About Level

We’ve gathered together some of the most frequently asked questions about Level here. If your questions isn’t answered, please contact us at info@yourlevel.co

What is Level

Level is a new way of starting a business together, for 2 or more independent professionals who want to work on an equal, democratic basis, while retaining their autonomy and flexibility.

We provide the means to quickly and efficiently set up a Limited Liability Partnership (LLP) with equal democratic ownership, and equal capital stakes, ensuring that work is done on a balanced, even basis, with no external shareholders influencing decisions.

Using our system, you and your partners could create a Level in around 15 minutes, and have it registered at Companies House within two working days.

How does a Level business work?

On the whole, Level works like most businesses – day to day operational decisions will be made by the people contracted to work for the business, which may be the members or others, while major governance decisions will be made by the membership – those who signed up to start the business or who join subsequently.

The difference with how major decisions are made in many traditional businesses, is that in a Level they are made democratically, on a one member one vote basis. The members can meet as often as is practically required to make these decisions in accordance with the needs of the business.

What are the responsibilities of a Level founder member?

As all members are designated members they are responsible for:

  • registering the business for Self Assessment with HMRC – you must also register separately as an individual
  • registering the partnership for VAT if you expect your business’s sales to be more than £85,000 a year
  • keep accounting records
  • appointing an auditor if needed
  • preparing, signing and sending annual accounts to Companies House (your accountant should be able to help with this)
  • send a confirmation statement (previously annual return) to Companies House
    Designated members (as above, we recommend you ask your accountant)
  • telling Companies House about any changes (for example, to the registered name or address, or members)
  • acting for the LLP if it’s wound up and dissolved

Designated members can be prosecuted if they don’t meet their legal obligations.
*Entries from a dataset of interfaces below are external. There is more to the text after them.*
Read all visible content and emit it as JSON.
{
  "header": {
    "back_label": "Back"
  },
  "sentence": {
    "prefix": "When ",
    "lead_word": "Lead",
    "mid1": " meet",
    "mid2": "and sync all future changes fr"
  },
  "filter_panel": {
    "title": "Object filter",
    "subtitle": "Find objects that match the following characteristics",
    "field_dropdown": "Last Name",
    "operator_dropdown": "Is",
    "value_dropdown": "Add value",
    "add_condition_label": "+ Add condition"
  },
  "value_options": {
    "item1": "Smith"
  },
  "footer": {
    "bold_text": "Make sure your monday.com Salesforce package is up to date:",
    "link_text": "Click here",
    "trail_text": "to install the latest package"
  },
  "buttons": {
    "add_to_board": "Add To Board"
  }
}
The LLP can also be taken off the register.

What is a member?

A member is an individual who is attracted by the benefits of using the co-operatively owned business’s services and understands its purpose and how this meets their social, cultural and economic needs. The benefits will vary depending on why the co-operative exists and the member needs it is set up to meet. For example, it may be more cost effective for a group of freelancers to work together and/or working as a co-operative may mean that individuals gain access to a wider and more diverse market by pooling the skills of all the members. By agreeing to become a member, an individual agrees to be bound by the membership agreement and participate in the operation of the co-op for the benefit of the all the members – not just his/her own work.
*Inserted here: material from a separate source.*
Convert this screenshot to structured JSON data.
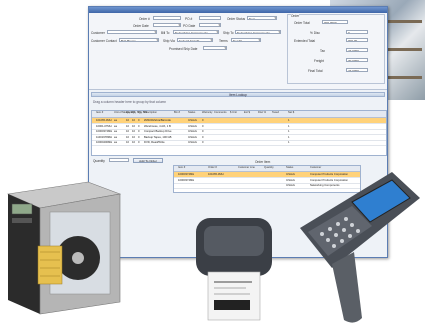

The rights and responsibilities of limited liability partnership members to one another and the LLP are set out in the LLP agreement:

  • All members are entitled to an equal share in the LLP’s capital and profits
  • Every member may take part in management of the LLP
  • No member is entitled to remuneration for acting in the business or management of the LLP
    A new member can only be introduced with the unanimous consent of all existing members
  • Ordinary business matters can be decided by simple majority of the members
  • Conversely, matters affecting the nature of the LLP’s business require the consent of all members
  • All members have the right to inspect the LLP’s statutory records

Who can become a member?

Anyone who does work with your registered Level but is not an employee can be a member of it. The existing members of the Level can set criteria for membership, and retain the ultimate say over who becomes a member.

All members have to be at least 16 and not disqualified from acting as a director or an undischarged bankrupt.

Who is behind this?

Level is a project built by a coalition aiming to create a new streamlined and attractive way of forming a democratically owned business designed for the future of work.

Funding for this project was provided by Co-operatives UK, in association with Apparatus.

Why have you done this?

More and more people are working independently – and often enjoying the benefits and flexibility of that way of working. But when it comes to starting a business together as independent professionals, the structures available are either based on outdated and unfair principles, or can entail a lot of work to establish. The array of options available can also be overwhelming.

We designed Level to provide a single, quick and simple way of starting a business which independent professional can use as a vehicle for working together, based on equal, democratic ownership, while retaining their autonomy and flexibility.

Do you offer other support?

Yes – our partners at Co-operatives UK have a set of experts in a range of fields including Legal, Governance, and HR who would be happy to help.

If you opt for membership of Co-operatives UK as part of the process of setting up your level (offered free currently), then you will gain immediate access to expert advice and resources to help you navigate your first year as a co-operative business as well as discounted training sessions and events. For more information on member benefits vist uk.coop .

Can I set up more than one Level for different businesses?

Yes, go ahead. We envision a future where a Level becomes the standard way for independent professionals to create businesses together.

Can I be a PAYE employee of a Level?

Not if you are a member. Non-members are free to be employed by a Level.

What is the exact legal form of a Level?

Formally speaking, a Level is a co-operatively owned Limited Liability Partnership. You can read more about LLPs here.

Being a co-operative ensures equal, democratic ownership, and protection from external shareholders influencing business decisions. It also means access to a prosperous community of other co-operatively owned businesses, committed to the same principles and ways of trading.

If you choose to become a member of Co-operatives UK (offered for free as part of the formation process), you will gain access to a network of co-operative businesses across the country.